One common feature of  learning disabilities like dyslexia is that, with some maturity, the student will often work out a strategy for coping with their handicaps, often to the extent that it will not be possible for even close friends and co-workers to detect any problems. The real issue is that the persons full potential will not be realised as their talents will never be trained or developed in any structured manner.

A reversal of the present syllabus might well be more appropriate. Teach the apparently complex material earlier and leave subjects such as spelling, grammar and times tables until such time as the student can deal with the issues raised by this material.

A phenomena of western tertiary education is the increasing numbers of arts students while scientific and engineering rolls continue to fall. Could it be that young people suited to these 'hard' disciplines are being systematically failed by the system at secondary level?  

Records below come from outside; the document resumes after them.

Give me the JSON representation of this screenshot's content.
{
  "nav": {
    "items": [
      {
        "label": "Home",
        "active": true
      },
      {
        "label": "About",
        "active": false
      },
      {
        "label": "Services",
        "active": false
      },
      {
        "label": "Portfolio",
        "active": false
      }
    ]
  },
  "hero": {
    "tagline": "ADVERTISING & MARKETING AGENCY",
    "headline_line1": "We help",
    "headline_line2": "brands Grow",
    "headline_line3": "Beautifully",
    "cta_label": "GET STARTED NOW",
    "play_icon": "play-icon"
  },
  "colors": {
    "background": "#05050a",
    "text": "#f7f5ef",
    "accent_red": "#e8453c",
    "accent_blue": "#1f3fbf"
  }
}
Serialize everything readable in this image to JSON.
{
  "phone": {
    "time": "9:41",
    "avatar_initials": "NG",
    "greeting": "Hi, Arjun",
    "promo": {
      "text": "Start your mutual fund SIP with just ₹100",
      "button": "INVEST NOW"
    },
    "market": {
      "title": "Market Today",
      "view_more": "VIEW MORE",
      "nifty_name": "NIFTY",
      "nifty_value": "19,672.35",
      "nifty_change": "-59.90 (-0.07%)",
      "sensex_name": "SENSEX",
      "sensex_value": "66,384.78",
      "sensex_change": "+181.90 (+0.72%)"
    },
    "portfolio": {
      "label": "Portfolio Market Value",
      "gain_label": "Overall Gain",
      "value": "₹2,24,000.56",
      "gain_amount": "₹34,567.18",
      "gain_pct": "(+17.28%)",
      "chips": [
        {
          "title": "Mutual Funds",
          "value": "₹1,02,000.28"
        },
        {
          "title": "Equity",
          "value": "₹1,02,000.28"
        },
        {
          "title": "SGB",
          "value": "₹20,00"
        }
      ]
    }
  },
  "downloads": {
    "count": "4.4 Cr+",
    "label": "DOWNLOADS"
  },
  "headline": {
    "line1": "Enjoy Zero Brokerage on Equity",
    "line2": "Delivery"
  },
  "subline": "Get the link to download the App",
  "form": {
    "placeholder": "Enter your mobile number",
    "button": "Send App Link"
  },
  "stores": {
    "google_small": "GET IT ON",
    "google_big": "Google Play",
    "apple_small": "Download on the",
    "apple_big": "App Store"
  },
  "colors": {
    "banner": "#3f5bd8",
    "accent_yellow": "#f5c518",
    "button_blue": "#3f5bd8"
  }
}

Much of today's educational ideal is rooted in the past and essentially values the same skills as those of the medieval monastic scholar. The three 'R's, reading, writing and arithmetic as well as the ability to learn by rote are key disciplines and all of which are more or less guaranteed to weed out those with dyslexia or other, perhaps more valuable, creative traits.

For me, the major finding of Mr West's research is that dyslexia, and it's related learning difficulties are not conditions in need of a cure. More likely these conditions are in fact caused by a desirable variation in the way the brain is wired.

Were all people to follow the same thought processes then there would only ever be one answer to any given problem, or only slight variations. It makes more sense for there to be a diversity of thought processes which will give a range of solutions.

Until recently, probably into the middle of the 20th century, it was relatively easy for those unduly challenged by conventional education to take an alternative route. Many of the great discoveries made during the incredibly productive 18th and 19th centuries were made by those with little formal education such as Michael Faraday and Benjamin Franklin.

Now such is the lock of the academic establishment, that it would be hard for people like Faraday and Franklin to gain even a menial position in a research organisation. Those who fail in conventional education are more likely to move to new technologies such as computers where formal qualifications are still regarded with some suspicion and the self taught and talented are well able to make their own way.

Part 3 of a 3 part series

Ⓒ Robert Gray 2007